The U.S. Treasury Department announced Monday that it would no longer require politically active nonprofit groups to disclose their donors to the Internal Revenue Service (IRS), a move heralded by conservatives as a major win for “free speech.”
Under the new rules, tax-exempt organizations like the National Rifle Association will no longer need to file “personally-identifiable information” in their end-of-year returns. Other groups which would be let off the hook from disclosure include politically active nonprofits, which conservative donor Robert Mercer previously used to help finance Donald Trump’s election campaign.

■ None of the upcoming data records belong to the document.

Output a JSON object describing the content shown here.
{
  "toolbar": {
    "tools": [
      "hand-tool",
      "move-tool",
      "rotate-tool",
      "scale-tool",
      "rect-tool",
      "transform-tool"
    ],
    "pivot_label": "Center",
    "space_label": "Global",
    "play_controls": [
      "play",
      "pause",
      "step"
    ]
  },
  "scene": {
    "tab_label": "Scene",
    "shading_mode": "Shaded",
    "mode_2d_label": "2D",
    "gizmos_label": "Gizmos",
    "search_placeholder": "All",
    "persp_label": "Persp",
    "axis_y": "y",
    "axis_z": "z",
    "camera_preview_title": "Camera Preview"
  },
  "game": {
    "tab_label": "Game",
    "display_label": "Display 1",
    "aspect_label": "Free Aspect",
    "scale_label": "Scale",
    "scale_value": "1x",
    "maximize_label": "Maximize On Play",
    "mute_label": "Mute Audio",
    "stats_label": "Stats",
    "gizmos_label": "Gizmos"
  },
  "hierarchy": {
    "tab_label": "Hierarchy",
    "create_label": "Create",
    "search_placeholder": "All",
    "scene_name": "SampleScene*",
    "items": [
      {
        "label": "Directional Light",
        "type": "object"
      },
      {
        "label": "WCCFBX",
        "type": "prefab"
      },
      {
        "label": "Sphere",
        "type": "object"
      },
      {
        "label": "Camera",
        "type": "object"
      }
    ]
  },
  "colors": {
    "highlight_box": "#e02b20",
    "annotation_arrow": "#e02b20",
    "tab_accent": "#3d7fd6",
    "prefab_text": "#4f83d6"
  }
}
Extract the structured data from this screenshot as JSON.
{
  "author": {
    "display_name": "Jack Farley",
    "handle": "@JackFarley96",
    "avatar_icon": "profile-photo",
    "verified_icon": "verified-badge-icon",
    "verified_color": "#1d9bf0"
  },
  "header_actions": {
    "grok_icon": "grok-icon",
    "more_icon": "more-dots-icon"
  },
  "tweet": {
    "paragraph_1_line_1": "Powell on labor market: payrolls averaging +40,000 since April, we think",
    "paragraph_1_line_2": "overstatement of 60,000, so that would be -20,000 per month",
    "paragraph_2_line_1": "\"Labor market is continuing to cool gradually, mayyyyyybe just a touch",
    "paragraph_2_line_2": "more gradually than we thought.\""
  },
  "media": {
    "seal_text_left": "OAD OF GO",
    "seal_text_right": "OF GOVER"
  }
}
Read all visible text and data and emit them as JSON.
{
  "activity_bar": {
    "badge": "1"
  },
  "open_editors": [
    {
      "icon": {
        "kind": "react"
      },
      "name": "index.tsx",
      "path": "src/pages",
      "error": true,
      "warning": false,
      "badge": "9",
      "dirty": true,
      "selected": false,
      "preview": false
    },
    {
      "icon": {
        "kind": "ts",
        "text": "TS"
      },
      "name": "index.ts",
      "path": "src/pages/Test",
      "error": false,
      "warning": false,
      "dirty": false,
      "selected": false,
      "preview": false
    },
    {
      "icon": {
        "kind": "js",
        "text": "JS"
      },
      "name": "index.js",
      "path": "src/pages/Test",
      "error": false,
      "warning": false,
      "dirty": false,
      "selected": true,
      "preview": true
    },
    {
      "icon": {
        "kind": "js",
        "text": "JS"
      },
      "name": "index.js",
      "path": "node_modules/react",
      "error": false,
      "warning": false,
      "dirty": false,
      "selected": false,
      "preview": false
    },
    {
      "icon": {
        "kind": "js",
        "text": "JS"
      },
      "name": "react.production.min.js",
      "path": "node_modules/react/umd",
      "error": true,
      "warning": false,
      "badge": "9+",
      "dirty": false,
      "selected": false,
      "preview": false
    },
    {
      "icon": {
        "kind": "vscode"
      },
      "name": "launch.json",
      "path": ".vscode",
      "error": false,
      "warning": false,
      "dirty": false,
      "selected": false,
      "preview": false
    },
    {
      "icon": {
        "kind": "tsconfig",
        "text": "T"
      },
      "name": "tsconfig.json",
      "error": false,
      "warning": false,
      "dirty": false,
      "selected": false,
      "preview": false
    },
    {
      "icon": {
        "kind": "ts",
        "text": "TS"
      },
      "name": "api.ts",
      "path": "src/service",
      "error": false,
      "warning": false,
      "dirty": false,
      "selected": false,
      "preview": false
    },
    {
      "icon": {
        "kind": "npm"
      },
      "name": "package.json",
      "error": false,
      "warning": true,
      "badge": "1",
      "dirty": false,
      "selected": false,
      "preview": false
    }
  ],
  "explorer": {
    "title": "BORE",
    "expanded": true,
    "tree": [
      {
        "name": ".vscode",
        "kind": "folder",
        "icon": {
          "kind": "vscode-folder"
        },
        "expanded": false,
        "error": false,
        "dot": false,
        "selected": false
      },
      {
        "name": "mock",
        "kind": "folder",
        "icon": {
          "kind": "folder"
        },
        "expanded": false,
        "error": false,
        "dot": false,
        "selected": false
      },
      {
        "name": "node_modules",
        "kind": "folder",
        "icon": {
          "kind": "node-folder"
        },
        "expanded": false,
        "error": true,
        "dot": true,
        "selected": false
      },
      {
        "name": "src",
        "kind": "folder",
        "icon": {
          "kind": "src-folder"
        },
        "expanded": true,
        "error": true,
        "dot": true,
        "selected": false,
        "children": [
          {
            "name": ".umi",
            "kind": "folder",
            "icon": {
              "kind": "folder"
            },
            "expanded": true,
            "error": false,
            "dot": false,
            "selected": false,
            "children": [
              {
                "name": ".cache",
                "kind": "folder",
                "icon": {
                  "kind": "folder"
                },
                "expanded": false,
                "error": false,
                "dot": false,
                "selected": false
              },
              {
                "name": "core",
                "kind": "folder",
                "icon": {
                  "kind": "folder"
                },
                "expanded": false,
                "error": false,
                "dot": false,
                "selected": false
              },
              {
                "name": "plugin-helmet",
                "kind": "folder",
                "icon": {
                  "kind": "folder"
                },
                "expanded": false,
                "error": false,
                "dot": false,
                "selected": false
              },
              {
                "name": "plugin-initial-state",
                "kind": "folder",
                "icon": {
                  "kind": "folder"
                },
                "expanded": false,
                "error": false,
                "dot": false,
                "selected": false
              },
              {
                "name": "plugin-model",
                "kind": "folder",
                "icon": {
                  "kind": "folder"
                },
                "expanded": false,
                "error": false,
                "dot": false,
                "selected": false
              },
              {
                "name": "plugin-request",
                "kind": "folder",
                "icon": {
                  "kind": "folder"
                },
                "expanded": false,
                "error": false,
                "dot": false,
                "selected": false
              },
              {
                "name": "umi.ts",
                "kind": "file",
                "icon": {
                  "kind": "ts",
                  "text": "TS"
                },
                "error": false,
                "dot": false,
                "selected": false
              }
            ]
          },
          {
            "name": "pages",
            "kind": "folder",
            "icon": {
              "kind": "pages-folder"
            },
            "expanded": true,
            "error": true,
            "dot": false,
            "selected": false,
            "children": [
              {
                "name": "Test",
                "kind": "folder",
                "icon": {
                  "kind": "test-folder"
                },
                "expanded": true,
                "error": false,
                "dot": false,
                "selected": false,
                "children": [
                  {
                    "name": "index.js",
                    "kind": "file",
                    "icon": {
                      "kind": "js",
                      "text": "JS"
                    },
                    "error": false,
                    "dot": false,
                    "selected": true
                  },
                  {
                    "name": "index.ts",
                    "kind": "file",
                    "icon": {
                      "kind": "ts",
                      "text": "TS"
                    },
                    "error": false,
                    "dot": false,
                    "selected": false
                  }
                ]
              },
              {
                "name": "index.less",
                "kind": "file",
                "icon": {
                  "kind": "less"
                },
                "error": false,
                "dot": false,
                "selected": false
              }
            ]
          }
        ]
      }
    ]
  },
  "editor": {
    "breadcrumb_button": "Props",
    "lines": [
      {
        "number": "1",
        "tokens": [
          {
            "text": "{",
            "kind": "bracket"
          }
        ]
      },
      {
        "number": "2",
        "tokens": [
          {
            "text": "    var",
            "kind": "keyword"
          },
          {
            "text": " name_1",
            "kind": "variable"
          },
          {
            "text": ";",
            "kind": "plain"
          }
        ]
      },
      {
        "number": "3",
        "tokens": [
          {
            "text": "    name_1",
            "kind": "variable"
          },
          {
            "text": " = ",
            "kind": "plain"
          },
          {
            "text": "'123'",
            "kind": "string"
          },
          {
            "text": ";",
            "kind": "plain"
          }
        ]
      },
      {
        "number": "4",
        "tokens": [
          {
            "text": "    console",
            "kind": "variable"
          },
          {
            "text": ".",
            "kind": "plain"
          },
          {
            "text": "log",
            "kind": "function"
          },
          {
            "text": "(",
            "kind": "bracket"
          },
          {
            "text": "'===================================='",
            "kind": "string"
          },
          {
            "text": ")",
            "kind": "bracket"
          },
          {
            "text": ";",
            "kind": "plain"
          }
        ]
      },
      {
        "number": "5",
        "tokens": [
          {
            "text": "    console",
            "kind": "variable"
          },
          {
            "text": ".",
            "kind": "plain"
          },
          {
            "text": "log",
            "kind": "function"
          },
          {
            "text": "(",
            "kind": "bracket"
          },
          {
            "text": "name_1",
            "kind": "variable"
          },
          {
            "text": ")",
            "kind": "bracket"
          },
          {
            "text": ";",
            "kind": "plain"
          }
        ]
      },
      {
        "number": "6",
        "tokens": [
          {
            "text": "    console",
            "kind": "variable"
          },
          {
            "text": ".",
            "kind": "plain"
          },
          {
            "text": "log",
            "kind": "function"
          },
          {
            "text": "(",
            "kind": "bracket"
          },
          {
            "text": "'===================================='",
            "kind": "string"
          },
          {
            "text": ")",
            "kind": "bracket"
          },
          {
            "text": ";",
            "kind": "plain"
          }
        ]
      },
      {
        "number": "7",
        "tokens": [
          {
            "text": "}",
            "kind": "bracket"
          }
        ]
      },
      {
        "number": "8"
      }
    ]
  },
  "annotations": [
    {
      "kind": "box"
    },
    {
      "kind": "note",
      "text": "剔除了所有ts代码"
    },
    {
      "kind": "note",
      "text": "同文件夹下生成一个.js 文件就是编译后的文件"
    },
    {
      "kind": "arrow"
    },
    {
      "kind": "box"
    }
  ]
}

“Americans shouldn’t be required to send the IRS information that it doesn’t need to effectively enforce our tax laws, and the IRS simply does not need tax returns with donor names and addresses to do its job in this area,” Treasury Secretary Steve Mnuchin said in a statement. “The IRS’s new policy for certain tax-exempt organizations will make our tax system simpler and less susceptible to abuse.”
The news comes the same day that an indictment was unsealed against Russian national Mariia Butina, a gun advocate and former American University graduate student. According to the Department of Justice, Butina used the NRA to “exploit personal connections with U.S. persons having influence in American politics, who were in positions to advance the interests of the Russian Federation.” Butina allegedly spent years courting top NRA officials, and worked with former Russian Senator Alexander Torshin, who is wanted on money-laundering charges by the Spanish authorities.
“She appeared to have access to the NRA leadership,” former federal prosecutor Renato Mariotti told the Daily Beast. “If I represented the NRA, this would be a very alarming development.”
The NRA’s financial ties to the Trump campaign and Russian donors are also being scrutinized by the Federal Election Commission (FED). The organization initially claimed to have only received one contribution from a Russian donor since 2012, but it later admitted that it had actually accepted contributions from more than two dozen individuals. The NRA donated over $30 million to the Trump campaign, but the Mariia Butina revelations, coupled with FEC’s investigation, raise serious questions about where that money came from and how it was used.
The Treasury Department’s latest policy change comes on the heels of another announcement by Secretary Mnuchin, who said said Thursday he supported legislative changes that would crack down on anonymous shell companies. Although the move was initially hailed by financial transparency activists, this week’s announcement regarding nonprofit groups has smothered most outside enthusiasm.